What is needed:
Across the entries below, how many lines contain the string "portrait"? Only the number is wanted.

Input:
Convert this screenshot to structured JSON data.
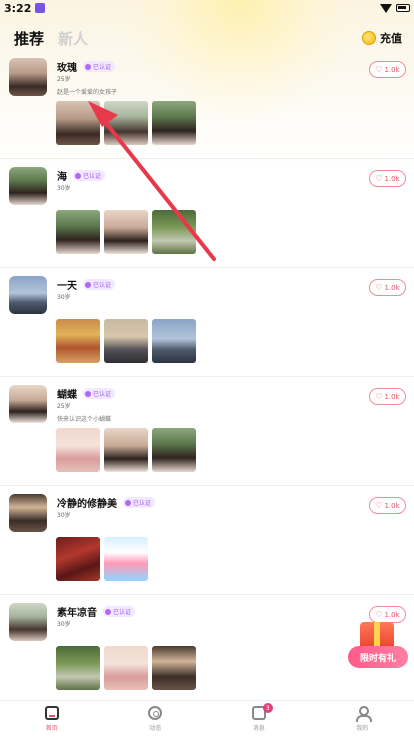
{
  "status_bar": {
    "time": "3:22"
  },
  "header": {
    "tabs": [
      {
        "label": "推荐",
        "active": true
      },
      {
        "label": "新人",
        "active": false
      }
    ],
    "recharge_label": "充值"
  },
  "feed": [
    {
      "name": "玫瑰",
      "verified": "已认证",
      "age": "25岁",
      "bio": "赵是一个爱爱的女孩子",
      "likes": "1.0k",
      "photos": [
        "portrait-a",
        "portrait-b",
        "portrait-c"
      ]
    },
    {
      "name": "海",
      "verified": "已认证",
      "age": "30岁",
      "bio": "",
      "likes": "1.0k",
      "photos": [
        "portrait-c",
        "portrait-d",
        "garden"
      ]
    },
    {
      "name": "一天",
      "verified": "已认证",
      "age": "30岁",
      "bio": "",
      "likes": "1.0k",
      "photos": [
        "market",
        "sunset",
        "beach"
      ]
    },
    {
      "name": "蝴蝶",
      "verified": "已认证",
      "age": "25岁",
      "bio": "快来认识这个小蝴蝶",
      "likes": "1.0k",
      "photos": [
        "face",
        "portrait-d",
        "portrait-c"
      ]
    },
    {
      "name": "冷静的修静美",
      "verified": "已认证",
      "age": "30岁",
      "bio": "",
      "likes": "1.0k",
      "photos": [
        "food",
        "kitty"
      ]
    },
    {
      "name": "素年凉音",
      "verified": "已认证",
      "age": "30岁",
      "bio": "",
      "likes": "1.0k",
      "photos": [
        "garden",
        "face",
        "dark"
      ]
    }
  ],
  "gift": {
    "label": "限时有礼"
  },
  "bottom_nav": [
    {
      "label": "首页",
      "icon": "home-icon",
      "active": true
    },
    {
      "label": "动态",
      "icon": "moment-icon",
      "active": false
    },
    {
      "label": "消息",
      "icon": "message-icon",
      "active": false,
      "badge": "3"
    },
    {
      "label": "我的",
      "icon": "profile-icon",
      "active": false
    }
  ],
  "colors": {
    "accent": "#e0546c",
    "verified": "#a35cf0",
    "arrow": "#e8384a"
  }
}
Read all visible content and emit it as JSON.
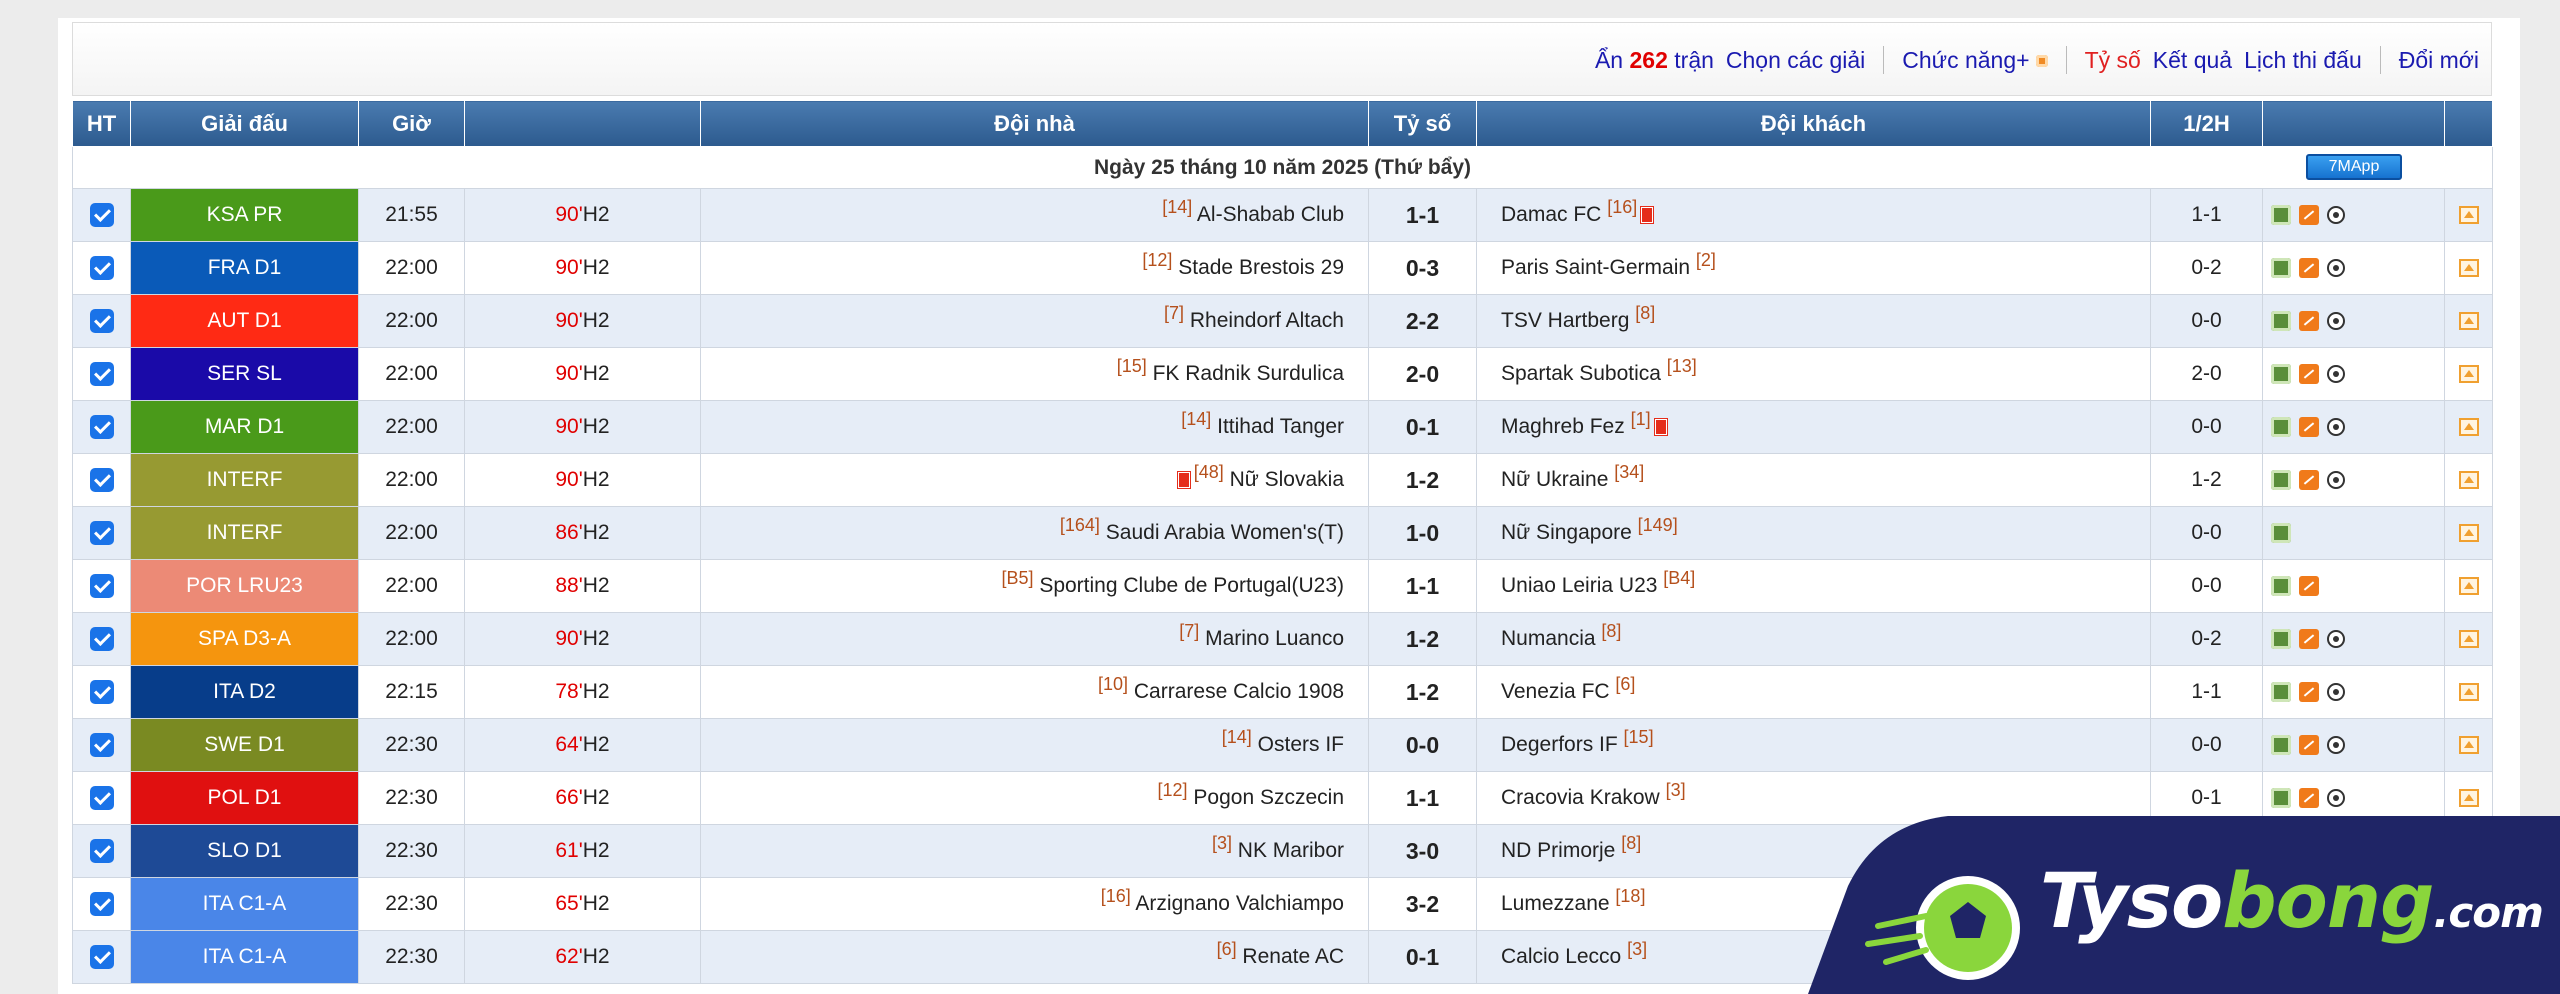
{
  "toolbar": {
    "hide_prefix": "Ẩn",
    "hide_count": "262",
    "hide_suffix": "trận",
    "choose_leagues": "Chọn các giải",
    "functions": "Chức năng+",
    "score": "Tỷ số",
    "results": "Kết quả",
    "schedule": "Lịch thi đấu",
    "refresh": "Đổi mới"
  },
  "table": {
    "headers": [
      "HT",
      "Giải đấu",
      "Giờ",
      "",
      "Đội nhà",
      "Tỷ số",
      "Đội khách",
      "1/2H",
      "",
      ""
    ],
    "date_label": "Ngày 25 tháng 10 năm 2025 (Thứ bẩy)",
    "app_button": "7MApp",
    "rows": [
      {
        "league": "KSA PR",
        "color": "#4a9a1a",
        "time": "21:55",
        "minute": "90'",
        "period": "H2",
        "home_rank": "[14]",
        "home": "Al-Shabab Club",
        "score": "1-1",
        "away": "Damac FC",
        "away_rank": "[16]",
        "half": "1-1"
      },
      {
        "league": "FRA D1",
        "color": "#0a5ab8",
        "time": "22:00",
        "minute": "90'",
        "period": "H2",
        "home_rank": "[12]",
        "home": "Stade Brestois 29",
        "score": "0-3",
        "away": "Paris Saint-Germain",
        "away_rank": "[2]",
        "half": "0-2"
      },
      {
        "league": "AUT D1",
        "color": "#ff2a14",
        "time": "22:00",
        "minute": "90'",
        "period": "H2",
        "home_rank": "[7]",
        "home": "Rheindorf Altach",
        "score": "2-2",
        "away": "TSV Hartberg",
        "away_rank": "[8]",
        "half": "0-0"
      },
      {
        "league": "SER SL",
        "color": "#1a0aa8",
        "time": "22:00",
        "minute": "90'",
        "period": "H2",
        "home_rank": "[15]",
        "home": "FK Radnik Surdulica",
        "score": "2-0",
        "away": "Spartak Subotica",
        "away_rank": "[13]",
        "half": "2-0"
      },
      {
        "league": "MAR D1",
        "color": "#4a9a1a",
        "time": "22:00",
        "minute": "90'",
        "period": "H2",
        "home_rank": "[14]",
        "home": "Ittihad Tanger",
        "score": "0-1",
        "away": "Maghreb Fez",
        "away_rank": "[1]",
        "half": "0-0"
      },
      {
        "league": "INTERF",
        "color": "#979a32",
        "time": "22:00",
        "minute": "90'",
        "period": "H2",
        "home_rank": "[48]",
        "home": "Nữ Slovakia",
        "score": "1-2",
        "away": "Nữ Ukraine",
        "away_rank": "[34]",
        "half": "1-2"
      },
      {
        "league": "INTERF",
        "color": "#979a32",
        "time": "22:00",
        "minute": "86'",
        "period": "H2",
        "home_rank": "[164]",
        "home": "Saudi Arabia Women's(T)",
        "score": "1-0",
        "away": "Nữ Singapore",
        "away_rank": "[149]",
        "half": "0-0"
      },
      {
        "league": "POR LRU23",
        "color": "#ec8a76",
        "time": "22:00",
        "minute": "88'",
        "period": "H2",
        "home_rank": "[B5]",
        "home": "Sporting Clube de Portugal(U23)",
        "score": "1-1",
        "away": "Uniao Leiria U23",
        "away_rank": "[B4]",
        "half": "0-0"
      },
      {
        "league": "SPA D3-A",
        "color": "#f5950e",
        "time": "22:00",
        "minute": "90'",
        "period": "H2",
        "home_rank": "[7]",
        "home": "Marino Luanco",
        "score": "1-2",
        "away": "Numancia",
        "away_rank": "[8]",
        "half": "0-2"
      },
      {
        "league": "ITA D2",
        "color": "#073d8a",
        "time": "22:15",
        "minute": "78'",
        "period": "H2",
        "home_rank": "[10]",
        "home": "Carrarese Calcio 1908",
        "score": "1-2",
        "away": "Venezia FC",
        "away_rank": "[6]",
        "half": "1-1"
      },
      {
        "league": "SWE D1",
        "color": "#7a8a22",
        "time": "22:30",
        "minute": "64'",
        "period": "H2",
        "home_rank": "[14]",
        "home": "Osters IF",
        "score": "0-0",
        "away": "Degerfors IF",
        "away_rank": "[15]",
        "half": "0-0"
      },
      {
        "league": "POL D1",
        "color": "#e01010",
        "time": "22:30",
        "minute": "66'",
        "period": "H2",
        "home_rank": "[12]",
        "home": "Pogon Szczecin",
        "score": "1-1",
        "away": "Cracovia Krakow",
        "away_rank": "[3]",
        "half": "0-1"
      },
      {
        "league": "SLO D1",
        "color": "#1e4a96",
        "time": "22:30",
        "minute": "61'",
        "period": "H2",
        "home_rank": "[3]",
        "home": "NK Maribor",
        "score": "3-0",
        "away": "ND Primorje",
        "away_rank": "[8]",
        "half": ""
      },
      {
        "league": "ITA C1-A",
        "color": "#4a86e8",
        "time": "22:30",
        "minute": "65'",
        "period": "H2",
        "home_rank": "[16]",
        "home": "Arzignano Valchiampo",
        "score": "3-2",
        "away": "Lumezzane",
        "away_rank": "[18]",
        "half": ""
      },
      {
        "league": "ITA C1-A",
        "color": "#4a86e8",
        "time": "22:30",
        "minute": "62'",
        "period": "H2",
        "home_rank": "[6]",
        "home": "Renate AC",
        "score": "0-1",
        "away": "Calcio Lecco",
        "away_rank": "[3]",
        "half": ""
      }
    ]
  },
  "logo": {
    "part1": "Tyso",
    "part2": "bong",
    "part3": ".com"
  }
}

Answer area:
7